Sand Mountain: An Off-Roading Paradise
Situated along the Loneliest Road in America, just outside of Fallon, ATV and off-roading enthusiasts near and far have flocked to this off-roading paradise for decades.
So what’s the deal with a giant mountain – made entirely of sand – sitting right in the middle of a Nevada desert landscape? Interestingly, these Nevada sand dunes originate from the ancient Lake Lahontan, that for the most part, dried up 9,000 years ago—which means that you’re basically ripping around on what could’ve been beachside property 10,000 years ago. The area is managed by the Bureau of Land Management (BLM) and is open to off-highway vehicle use ‘til your heart’s content.
As far as the riding itself, gear heads will take delight over what’s thought to be one of the best OHV destinations out there. The reason? Instead of a sea of sand dunes, there is one giant mountain out there that many consider the best competition hill in the country. Off-roading enthusiasts have noted that Sand Mountain is ideal for jumps, trail riding, and technical riding, making a visit here beyond satisfying. Dirt biking and quad riding are popular favorites of these Nevada sand dunes, although when visiting the area, you’re also likely to see hikers and sandboarders as well.
A Singing Mountain of Sand
While there are many things to marvel at when visiting this geologic beauty, perhaps the most fascinating is the fact that this enormous, 6-story mountain of sand is one of only a handful of singing sand dunes in the world. This natural sound phenomenon can reach 105 decibels, lasting as long as several minutes. Who would’ve thought something that seems straight out of the Sahara is right in the middle of Nevada?

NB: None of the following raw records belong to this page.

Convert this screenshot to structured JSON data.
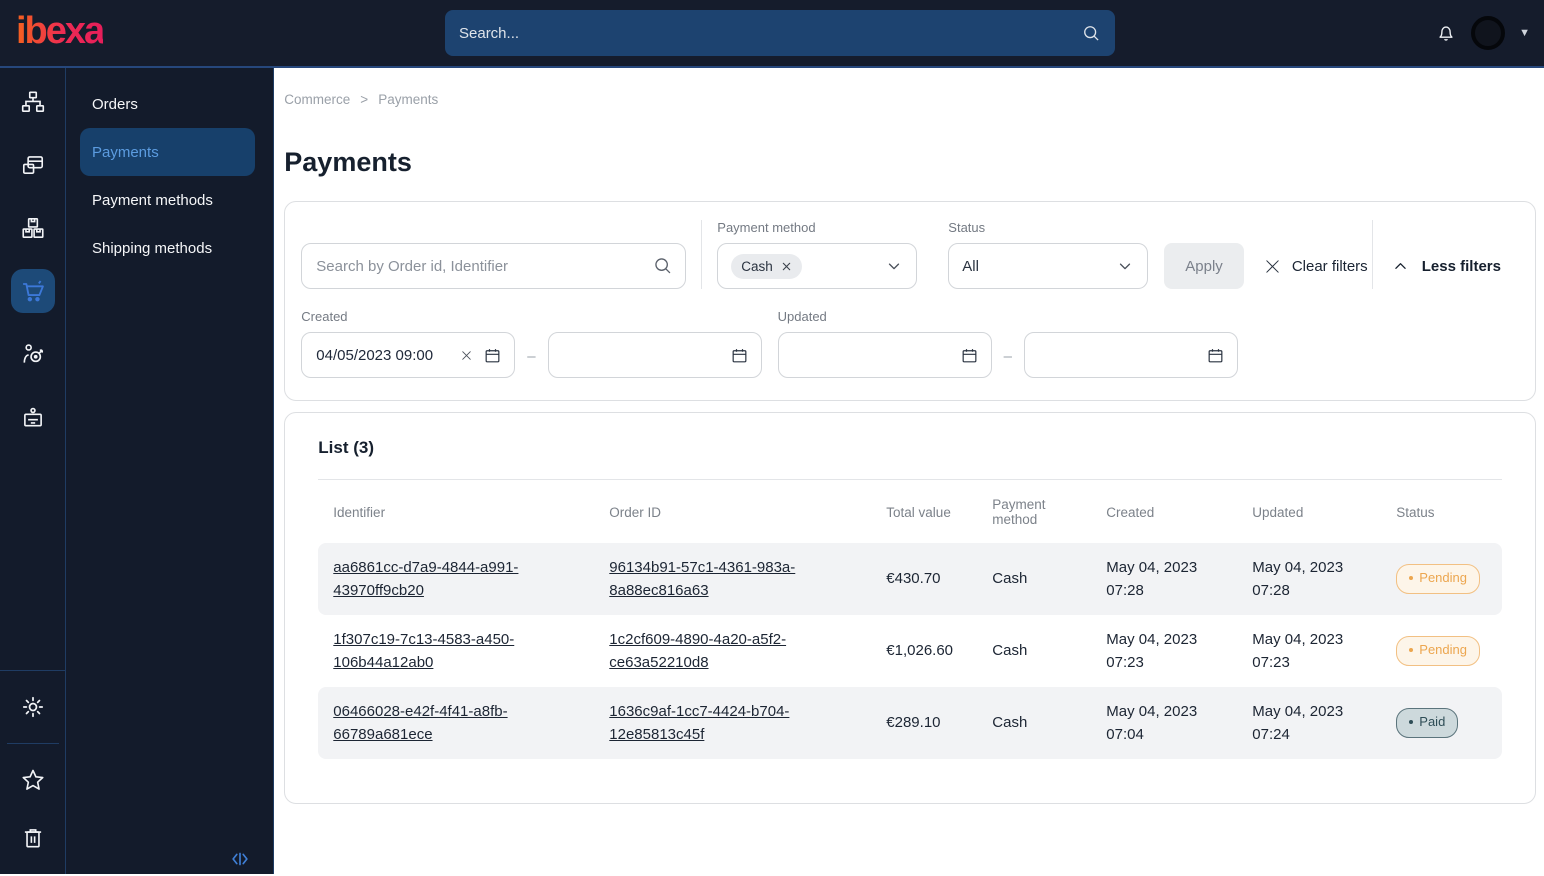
{
  "topbar": {
    "logo": "ibexa",
    "search_placeholder": "Search..."
  },
  "sidebar": {
    "rail_icons": [
      "content-tree-icon",
      "pages-icon",
      "products-icon",
      "commerce-cart-icon",
      "marketing-target-icon",
      "badge-icon",
      "settings-gear-icon",
      "favorites-star-icon",
      "trash-icon"
    ],
    "menu": {
      "items": [
        {
          "label": "Orders",
          "active": false
        },
        {
          "label": "Payments",
          "active": true
        },
        {
          "label": "Payment methods",
          "active": false
        },
        {
          "label": "Shipping methods",
          "active": false
        }
      ]
    }
  },
  "breadcrumb": {
    "separator": ">",
    "items": [
      {
        "label": "Commerce"
      },
      {
        "label": "Payments"
      }
    ]
  },
  "page": {
    "title": "Payments"
  },
  "filters": {
    "search_placeholder": "Search by Order id, Identifier",
    "payment_method": {
      "label": "Payment method",
      "chip": "Cash"
    },
    "status": {
      "label": "Status",
      "value": "All"
    },
    "apply_label": "Apply",
    "clear_label": "Clear filters",
    "less_label": "Less filters",
    "range_separator": "–",
    "created": {
      "label": "Created",
      "from": "04/05/2023 09:00",
      "to": ""
    },
    "updated": {
      "label": "Updated",
      "from": "",
      "to": ""
    }
  },
  "list": {
    "title": "List (3)",
    "columns": [
      "Identifier",
      "Order ID",
      "Total value",
      "Payment method",
      "Created",
      "Updated",
      "Status"
    ],
    "rows": [
      {
        "identifier": "aa6861cc-d7a9-4844-a991-43970ff9cb20",
        "order_id": "96134b91-57c1-4361-983a-8a88ec816a63",
        "total": "€430.70",
        "method": "Cash",
        "created": "May 04, 2023 07:28",
        "updated": "May 04, 2023 07:28",
        "status": "Pending"
      },
      {
        "identifier": "1f307c19-7c13-4583-a450-106b44a12ab0",
        "order_id": "1c2cf609-4890-4a20-a5f2-ce63a52210d8",
        "total": "€1,026.60",
        "method": "Cash",
        "created": "May 04, 2023 07:23",
        "updated": "May 04, 2023 07:23",
        "status": "Pending"
      },
      {
        "identifier": "06466028-e42f-4f41-a8fb-66789a681ece",
        "order_id": "1636c9af-1cc7-4424-b704-12e85813c45f",
        "total": "€289.10",
        "method": "Cash",
        "created": "May 04, 2023 07:04",
        "updated": "May 04, 2023 07:24",
        "status": "Paid"
      }
    ]
  },
  "colors": {
    "topbar_bg": "#151c2c",
    "accent_blue": "#3c78d8",
    "active_menu_bg": "#17406b",
    "active_menu_text": "#5c9ce0",
    "brand_gradient_start": "#f4611f",
    "brand_gradient_end": "#e61e5a",
    "pending_text": "#eca64f",
    "pending_bg": "#fdf5e9",
    "paid_text": "#2e4d56",
    "paid_bg": "#cdd9dc"
  }
}
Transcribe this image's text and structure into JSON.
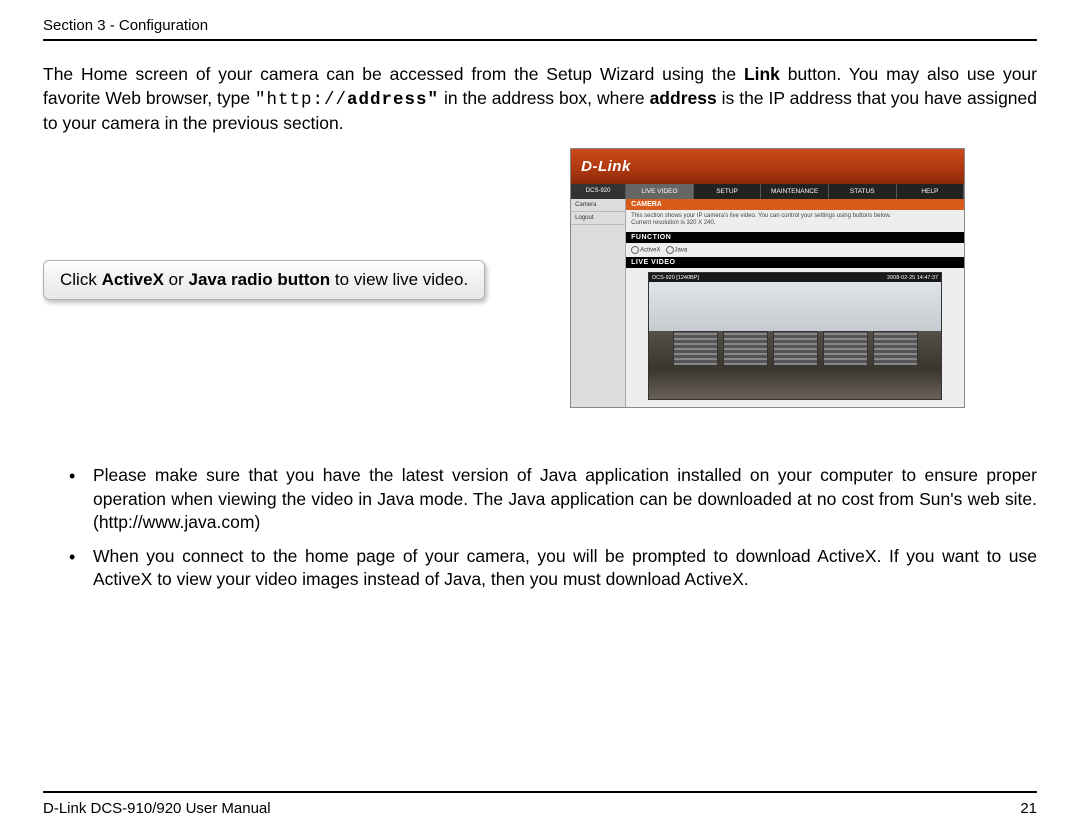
{
  "header": {
    "section": "Section 3 - Configuration"
  },
  "intro": {
    "pre": "The Home screen of your camera can be accessed from the Setup Wizard using the ",
    "link_word": "Link",
    "mid1": " button. You may also use your favorite Web browser, type ",
    "http_prefix": "\"http://",
    "addr_word": "address\"",
    "mid2": " in the address box, where ",
    "addr_bold": "address",
    "tail": " is the IP address that you have assigned to your camera in the previous section."
  },
  "callout": {
    "pre": "Click ",
    "b1": "ActiveX",
    "mid": " or ",
    "b2": "Java radio button",
    "post": " to view live video."
  },
  "screenshot": {
    "brand": "D-Link",
    "model": "DCS-920",
    "tabs": [
      "LIVE VIDEO",
      "SETUP",
      "MAINTENANCE",
      "STATUS",
      "HELP"
    ],
    "side": [
      "Camera",
      "Logout"
    ],
    "camera_title": "CAMERA",
    "desc1": "This section shows your IP camera's live video. You can control your settings using buttons below.",
    "desc2": "Current resolution is 320 X 240.",
    "function_title": "FUNCTION",
    "radio1": "ActiveX",
    "radio2": "Java",
    "live_title": "LIVE VIDEO",
    "overlay_left": "DCS-920  [1240BP]",
    "overlay_right": "2008-02-25 14:47:37"
  },
  "bullets": {
    "b1": "Please make sure that you have the latest version of Java application installed on your computer to ensure proper operation when viewing the video in Java mode. The Java application can be downloaded at no cost from Sun's web site. (http://www.java.com)",
    "b2": "When you connect to the home page of your camera, you will be prompted to download ActiveX. If you want to use ActiveX to view your video images instead of Java, then you must download ActiveX."
  },
  "footer": {
    "left": "D-Link DCS-910/920 User Manual",
    "right": "21"
  }
}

Sand Mountain Blue Butterfly
If you’re less interested in an off-road adrenaline rush and more interested in Mother Nature, not to worry. Sand Mountain has you covered there, too, with the dazzling Sand Mountain Blue Butterfly. Of all the places in the entire world, the Sand Mountain Blues can only be found at Sand Mountain Recreation in Nevada. This gossamer-winged butterfly is considered to be at great risk of extinction and has almost complete dependence on the Kearney buckwheat that is found in the area. In an effort to conserve this tremendously important species, the BLM closed several off-road vehicle trails in order to protect the butterflies and its host plant from intrusion. When visiting the area, keep your eyes peeled for these blue-winged beauties!
…And Pony Express History
If it’s history you’re after, Sand Mountain has more than a few grains of it for you. These Nevada dunes once boasted an official Pony Express Station. The Sand Springs Pony Express Station was used as a resting place for riders delivering U.S. mail, messages, newspapers, and packages until 1860. The location was placed on the National Register of Historic Places in 1980, and the ruins of this historic structure are still visible today. Near the Sand Springs Station, there is a half-mile loop trail that winds around the Sand Springs Desert Study Area, a fenced area that remains preserved since the heyday of the Pony Express and has been untouched by time.
If you’re looking to make a weekend out of it, Nevada Day at Sand Mountain is quite the spectacle. A little bit of a Mad Max meets Burning Man sort of vibe, Nevadans and visitors alike meet at Sand Mountain for a weekend of unofficial festivities. Designated dry-camping is available near the base of Sand Mountain, where visitors can access six vault toilets.
Sand Mountain Road Rules
When taking the turnoff to Sand Mountain, TAKE NOTICE OF THE POSTED SPEED LIMIT. One, you should obey the law, but two, there are drainage ditches that will catch you majorly off guard [not to mention mess up your vehicle] if you don’t slow your roll.
Riders should be careful when topping out since the winds create razorbacks and slip faces on the dunes. A fluorescent orange “whip flag,” extending at least 8 feet above ground level when the vehicle is stopped, is mandatory on all off-highway vehicles, and lighted whip masts should be used after dark.
- Water is not available onsite, so please plan accordingly
- Campfires are permitted, but no wood is available to purchase on-site
- Please avoid riding in areas closed to motor vehicles
- Camp only in designated areas
- Do not burn wood containing nails, screws, or other metal hardware
- Burning tires is prohibited
- Please note posted speed limits [15 mph in camping areas]
- Discharge of any firearms, fireworks, or projectiles is not allowed
- Possession or use of any glass cups or bottles is prohibited
- Do not dump wastewater
From Reno, take Highway 50—the Loneliest Road in America—toward Fallon. Sand Mountain lies directly north of Highway 50, just 25 miles east of Fallon.
Sand Mountain Recreation Area is open 24 hours a day, 7 days a week. The only thing preventing you from accessing Sand Mountain would be a seasonal, weather-related incident or special event. For more info on Sand Mountain and to check road conditions before heading out, be sure to get in touch with the BLM!
$90 annual pass or $40 weekly pass (one to seven days) is required to enter Sand Mountain Recreation Area and may be purchase on site. Permits are required. For more info on getting your hands on a permit and other rules and regs, get in touch with the BLM at (775) 885-6107.